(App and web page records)
○ ○ ○ ○

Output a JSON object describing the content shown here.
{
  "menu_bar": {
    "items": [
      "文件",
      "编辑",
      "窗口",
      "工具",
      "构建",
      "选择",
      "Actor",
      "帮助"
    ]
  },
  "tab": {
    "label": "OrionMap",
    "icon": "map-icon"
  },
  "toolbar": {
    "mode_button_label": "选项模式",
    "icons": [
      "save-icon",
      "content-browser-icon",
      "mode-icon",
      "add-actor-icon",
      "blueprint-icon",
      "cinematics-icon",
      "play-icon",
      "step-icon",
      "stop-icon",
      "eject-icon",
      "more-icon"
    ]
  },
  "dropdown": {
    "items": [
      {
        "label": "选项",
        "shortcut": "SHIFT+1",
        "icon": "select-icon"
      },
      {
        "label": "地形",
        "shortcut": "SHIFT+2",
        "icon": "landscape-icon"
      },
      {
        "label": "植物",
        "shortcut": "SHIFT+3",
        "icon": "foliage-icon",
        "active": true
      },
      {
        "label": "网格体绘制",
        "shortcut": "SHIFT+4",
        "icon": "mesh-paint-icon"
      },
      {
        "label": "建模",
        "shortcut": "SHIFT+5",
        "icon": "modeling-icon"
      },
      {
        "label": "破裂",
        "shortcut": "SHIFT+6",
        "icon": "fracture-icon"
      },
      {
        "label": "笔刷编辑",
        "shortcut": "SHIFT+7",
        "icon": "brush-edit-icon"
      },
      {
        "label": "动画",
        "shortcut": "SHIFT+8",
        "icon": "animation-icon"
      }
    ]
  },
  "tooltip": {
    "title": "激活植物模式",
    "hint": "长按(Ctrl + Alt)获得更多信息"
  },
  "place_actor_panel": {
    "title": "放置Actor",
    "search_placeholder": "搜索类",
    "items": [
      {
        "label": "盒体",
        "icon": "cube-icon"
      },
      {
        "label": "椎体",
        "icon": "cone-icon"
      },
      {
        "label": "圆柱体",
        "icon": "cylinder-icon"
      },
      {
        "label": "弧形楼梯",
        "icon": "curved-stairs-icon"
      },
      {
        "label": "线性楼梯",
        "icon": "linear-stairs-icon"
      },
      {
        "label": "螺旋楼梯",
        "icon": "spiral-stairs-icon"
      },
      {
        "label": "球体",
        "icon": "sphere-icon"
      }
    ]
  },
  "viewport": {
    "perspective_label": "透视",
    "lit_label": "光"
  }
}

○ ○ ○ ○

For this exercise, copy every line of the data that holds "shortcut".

        "shortcut": "SHIFT+1",
        "shortcut": "SHIFT+2",
        "shortcut": "SHIFT+3",
        "shortcut": "SHIFT+4",
        "shortcut": "SHIFT+5",
        "shortcut": "SHIFT+6",
        "shortcut": "SHIFT+7",
        "shortcut": "SHIFT+8",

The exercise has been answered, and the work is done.